Seek mental health support: having a good support system with friends and family able to listen to you can be helpful, but a mental health professional such as a psychologist, therapist, or counselor can give you additional tools to aid you in stress management. They can help you assess your triggers, develop coping mechanisms, set goals, and provide emotional support.
A mental health professional can help you build resilience to deal with your stressors, create a self-care routine, provide stress management education, and help you avoid burnout. They can offer valuable insights, tools, and guidance to navigate through challenging times.
If you work in an environment that doesn’t suit you, additional support can help you manage stress and build resilience to improve your well-being and pursue your career goals.
Employee Assistance Program (EAP): check if your company offers an employee assistance program (EAP) with mental health resources. Some programs may offer a few therapy sessions or stress management education at no charge.
Free mental health resources: find reputable organizations with free mental health resources such as the National Alliance on Mental Illness (NAMI), the Substance Abuse and Mental Health Services Administration (SAMHSA), and the Black Mental Health Alliance.
You can also try free meditation apps or a free trial for Calm and Headspace (my personal favorite). You can find meditation videos on Youtube to help you begin your mindfulness journey. I also recommend videos about stress by Kati Morton, a licensed therapist.
You have options and don’t need to suffer alone. Stress is a part of life, but ongoing stress is not good for your health and well-being. Sometimes, you can find ways to cope with stress and ask for modifications to your tasks or work environment to help you manage your triggers. Sometimes, you may need to withdraw from the environment to avoid burnout, and that’s a difficult task for many people. Stress can make you doubt your abilities and skills to find a better job. Feelings of self-doubt and negative self-talk may prevent you from applying for jobs or seeking help.
Assess your career goals
It’s crucial to analyze your career goals and make strategic adjustments to help you improve your well-being. Before you search for a new job, find ways to cope with your stress. If your mindset is not in the right place, you may apply for a random job, receive an offer, and end up in a work environment that triggers your stress. Once you have the tools to help you manage stress, assess your career goals.
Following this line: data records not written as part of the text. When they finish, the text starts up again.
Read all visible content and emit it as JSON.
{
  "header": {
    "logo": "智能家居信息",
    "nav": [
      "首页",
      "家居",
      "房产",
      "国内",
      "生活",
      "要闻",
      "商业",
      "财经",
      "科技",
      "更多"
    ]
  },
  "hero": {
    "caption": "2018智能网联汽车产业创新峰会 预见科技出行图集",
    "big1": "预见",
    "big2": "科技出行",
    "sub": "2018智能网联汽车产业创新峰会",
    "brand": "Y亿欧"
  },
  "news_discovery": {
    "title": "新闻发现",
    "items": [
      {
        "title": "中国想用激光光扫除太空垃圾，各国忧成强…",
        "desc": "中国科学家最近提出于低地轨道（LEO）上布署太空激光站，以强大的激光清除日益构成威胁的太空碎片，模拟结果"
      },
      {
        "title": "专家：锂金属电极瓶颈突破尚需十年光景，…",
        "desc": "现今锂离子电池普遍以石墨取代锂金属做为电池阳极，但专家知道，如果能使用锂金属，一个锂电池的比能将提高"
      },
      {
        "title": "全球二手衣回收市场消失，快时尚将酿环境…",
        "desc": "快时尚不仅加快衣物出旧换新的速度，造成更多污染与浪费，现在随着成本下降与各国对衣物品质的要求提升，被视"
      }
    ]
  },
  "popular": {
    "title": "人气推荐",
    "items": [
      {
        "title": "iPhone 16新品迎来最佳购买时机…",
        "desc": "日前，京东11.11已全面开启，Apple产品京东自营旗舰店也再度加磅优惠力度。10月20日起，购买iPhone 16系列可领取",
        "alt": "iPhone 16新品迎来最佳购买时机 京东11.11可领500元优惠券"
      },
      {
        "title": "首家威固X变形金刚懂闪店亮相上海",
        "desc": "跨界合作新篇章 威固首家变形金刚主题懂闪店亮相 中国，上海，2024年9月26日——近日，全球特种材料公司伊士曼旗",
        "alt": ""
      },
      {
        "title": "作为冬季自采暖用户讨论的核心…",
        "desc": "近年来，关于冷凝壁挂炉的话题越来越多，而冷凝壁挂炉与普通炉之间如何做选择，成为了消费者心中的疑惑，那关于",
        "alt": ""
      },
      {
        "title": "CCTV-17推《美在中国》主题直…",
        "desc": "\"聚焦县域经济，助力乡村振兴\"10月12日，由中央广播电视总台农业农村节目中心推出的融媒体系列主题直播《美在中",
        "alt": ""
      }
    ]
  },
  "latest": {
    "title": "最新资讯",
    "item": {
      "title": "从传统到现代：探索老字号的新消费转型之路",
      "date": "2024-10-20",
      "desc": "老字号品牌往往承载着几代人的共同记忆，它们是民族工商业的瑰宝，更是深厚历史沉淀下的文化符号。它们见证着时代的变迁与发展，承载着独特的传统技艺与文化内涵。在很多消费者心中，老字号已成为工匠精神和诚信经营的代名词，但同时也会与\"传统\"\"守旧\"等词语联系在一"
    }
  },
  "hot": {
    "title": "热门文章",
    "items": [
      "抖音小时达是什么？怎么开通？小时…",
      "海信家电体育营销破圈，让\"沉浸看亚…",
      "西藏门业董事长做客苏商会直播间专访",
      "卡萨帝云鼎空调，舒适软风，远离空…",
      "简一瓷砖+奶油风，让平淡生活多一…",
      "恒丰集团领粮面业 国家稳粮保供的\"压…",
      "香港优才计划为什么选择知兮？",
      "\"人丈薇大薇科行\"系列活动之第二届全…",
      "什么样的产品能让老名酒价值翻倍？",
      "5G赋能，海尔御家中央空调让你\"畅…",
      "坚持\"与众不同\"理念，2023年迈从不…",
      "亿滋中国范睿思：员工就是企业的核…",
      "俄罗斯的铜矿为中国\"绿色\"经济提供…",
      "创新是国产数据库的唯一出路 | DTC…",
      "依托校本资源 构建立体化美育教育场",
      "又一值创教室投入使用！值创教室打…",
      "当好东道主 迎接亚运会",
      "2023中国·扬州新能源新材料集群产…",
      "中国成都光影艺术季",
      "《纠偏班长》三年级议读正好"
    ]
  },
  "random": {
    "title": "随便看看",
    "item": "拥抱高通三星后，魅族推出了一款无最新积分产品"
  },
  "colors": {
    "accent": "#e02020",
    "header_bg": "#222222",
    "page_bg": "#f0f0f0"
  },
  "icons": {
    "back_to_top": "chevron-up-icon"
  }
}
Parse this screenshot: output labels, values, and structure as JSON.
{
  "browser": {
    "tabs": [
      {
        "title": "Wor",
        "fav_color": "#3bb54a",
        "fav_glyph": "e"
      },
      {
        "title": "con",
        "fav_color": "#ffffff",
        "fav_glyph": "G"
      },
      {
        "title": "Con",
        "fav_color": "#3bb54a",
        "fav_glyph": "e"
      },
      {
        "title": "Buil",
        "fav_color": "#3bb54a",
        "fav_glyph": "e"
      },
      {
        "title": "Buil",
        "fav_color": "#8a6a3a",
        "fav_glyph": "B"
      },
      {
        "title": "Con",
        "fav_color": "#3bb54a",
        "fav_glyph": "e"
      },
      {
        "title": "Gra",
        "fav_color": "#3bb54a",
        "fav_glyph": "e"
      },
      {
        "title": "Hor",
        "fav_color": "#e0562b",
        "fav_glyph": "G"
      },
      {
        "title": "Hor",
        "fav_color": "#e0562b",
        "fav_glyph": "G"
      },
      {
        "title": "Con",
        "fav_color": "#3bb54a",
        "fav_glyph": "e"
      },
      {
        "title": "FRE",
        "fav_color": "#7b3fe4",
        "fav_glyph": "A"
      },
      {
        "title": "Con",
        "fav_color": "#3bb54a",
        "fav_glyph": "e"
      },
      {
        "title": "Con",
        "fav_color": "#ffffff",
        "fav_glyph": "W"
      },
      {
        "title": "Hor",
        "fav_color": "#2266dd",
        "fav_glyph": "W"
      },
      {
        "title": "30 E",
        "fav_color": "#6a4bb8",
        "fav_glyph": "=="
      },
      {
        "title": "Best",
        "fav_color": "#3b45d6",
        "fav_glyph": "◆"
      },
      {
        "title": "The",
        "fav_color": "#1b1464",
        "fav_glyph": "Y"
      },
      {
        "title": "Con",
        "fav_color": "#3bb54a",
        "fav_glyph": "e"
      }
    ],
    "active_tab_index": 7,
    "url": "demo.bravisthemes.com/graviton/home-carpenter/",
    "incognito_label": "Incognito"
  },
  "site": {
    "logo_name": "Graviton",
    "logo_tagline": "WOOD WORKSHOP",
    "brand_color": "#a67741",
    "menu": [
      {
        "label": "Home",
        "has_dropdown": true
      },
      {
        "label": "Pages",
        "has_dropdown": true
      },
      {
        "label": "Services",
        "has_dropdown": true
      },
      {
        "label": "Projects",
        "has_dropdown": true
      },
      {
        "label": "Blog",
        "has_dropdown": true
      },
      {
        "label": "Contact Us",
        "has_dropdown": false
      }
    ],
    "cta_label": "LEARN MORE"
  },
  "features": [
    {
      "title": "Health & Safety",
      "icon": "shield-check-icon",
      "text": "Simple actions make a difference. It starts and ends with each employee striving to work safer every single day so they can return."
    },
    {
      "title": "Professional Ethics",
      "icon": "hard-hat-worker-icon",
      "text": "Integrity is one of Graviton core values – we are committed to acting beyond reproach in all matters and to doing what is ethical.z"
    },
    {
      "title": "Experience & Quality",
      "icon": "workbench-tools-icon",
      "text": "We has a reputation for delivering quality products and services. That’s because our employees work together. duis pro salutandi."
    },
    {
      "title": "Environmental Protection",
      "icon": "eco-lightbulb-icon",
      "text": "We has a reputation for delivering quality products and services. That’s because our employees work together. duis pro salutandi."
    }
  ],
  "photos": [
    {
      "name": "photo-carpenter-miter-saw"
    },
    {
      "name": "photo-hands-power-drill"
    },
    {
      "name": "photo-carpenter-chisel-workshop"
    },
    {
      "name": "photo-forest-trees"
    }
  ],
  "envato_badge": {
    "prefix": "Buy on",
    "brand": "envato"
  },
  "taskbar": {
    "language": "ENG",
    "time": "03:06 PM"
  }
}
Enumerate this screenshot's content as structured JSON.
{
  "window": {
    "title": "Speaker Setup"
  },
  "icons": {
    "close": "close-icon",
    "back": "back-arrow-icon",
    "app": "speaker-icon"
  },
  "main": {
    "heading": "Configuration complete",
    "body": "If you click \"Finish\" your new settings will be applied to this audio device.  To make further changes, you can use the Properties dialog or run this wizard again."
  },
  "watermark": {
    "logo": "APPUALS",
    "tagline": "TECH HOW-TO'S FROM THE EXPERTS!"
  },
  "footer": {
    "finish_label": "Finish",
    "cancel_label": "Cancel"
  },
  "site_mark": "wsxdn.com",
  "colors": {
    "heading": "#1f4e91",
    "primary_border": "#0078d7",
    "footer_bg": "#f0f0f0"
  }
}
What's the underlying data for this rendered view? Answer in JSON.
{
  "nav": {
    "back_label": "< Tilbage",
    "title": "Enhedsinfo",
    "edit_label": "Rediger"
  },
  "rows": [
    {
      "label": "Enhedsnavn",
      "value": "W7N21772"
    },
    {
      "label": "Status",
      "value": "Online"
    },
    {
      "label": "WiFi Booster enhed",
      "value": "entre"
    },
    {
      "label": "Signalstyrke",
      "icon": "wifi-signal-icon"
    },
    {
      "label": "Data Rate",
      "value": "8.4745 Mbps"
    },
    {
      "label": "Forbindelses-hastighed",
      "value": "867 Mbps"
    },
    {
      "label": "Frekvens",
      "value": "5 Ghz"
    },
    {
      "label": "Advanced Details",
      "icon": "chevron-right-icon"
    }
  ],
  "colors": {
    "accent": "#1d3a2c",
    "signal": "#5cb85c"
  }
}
If you want to find a new job, build an exit strategy that involves coping with stress while you job search. The job search process can be stressful and lengthy, but the right resources can help you achieve your career goals.
While a mental health professional can help you cope with stress, a career coach can help you assess your career goals and move forward with a plan. Find a trusted and reputable professional to help you analyze your next steps and build an exit strategy while you search for your next opportunity.
If you are in a hostile work environment and need to leave, don’t wait until your stress turns into burnout to do something about it. It’s not a shame to seek professional medical help as soon as possible. It may save your health and your career.
Reducing work stress is an ongoing process. While these strategies can help alleviate the burden, it's important to assess your career goals and explore opportunities for transitioning to a healthier work environment if the current situation consistently undermines your well-being. Approach your career with care and compassion, and incorporate simple and effective self-care practices into your daily routine.
Looking to start your self-care journey? Check out my free self-care checklist or my free guide on learning how to create boundaries for your well-being.
bottom of page